Tens of thousands of companies have been caught polluting the air, water or soil, but the federal government rarely prosecutes the leaders of these offenders.

The crime report found more than 64,000 facilities in federal databases where there were violations of US environmental laws, but less than 0.5% resulted in prosecutions.

Indeed, the government has always preferred to take administrative or civil action against polluting companies, even if laws such as the Clean Air Act, the Clean Water Act and the Resource Conservation and Recovery Act make it possible to indict the leaders criminally when investigations.

“As a result, the vast majority of corporate environmental transgressions – even cases involving the release of large quantities of toxic chemicals – are relegated to civil and administrative enforcement,” The crime report wrote Graham Kates.

Fines seem to be just one cost for some companies.
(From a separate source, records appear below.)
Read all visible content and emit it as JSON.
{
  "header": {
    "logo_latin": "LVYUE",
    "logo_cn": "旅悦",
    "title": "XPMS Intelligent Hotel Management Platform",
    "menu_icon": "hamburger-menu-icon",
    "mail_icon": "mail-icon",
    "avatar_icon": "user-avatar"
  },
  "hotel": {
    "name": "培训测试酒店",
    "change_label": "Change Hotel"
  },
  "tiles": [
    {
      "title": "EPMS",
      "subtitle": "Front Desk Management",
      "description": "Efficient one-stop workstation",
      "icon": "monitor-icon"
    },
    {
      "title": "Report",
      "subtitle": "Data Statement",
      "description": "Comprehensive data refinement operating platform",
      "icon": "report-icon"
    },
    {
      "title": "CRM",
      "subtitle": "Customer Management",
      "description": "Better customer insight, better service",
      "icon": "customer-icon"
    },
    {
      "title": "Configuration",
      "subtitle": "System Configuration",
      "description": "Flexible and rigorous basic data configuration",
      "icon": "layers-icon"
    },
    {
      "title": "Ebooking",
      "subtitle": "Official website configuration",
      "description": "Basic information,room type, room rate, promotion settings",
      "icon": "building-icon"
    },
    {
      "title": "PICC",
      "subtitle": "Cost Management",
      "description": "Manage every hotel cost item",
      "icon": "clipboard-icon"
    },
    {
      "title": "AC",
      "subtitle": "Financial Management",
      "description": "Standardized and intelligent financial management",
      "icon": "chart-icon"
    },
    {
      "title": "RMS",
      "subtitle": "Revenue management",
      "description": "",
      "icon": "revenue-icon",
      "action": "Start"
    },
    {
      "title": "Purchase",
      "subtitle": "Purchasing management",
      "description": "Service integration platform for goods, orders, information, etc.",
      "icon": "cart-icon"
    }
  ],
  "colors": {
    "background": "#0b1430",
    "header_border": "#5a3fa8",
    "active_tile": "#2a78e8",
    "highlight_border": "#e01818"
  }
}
Mining giant Massey Energy has violated environmental laws 4,500 times in six years, the investigation found. Massey was fined $20 million and then bought by Alpha Natural Resources, which continued to violate the law. Alpha has since been found guilty of violations 6,000 times and fined $27.5 million.

A big reason the Environmental Protection Agency (EPA) and the US Department of Justice avoid criminal prosecution is due to lack of manpower and resources.

EPA spokeswoman Jennifer Colaizzi said The crime report that the agency has decided to focus on “high impact cases” and that “the reality of budget cuts and staff reductions makes hard choices necessary at all levels”.

Pennsylvania officials were forced to sue a company themselves after the EPA refused to do so, according to Harrisburg Patriot-News. That state’s attorney general has charged XTO Energy, a subsidiary of ExxonMobil, with violating Pennsylvania’s clean stream and solid waste laws after dumping about 50,000 gallons of fracking wastewater into a creek near of Hughesville in 2010. The wastewater contained barium, strontium, chlorides and total dissolved solids.

-Noel Brinkerhoff, Steve Straehley

To learn more:

Environmental Crime: The Prosecution Gap (by Graham Kates, Crime Report)

AG’s office explains why it criminally charged a Texas natural gas driller when the EPA did not (by John Beauge, Patriot-News)

Environmental Crimes Section (United States Department of Justice)

9 states oppose federal push to gut environmental laws (by Ken Broder, AllGov)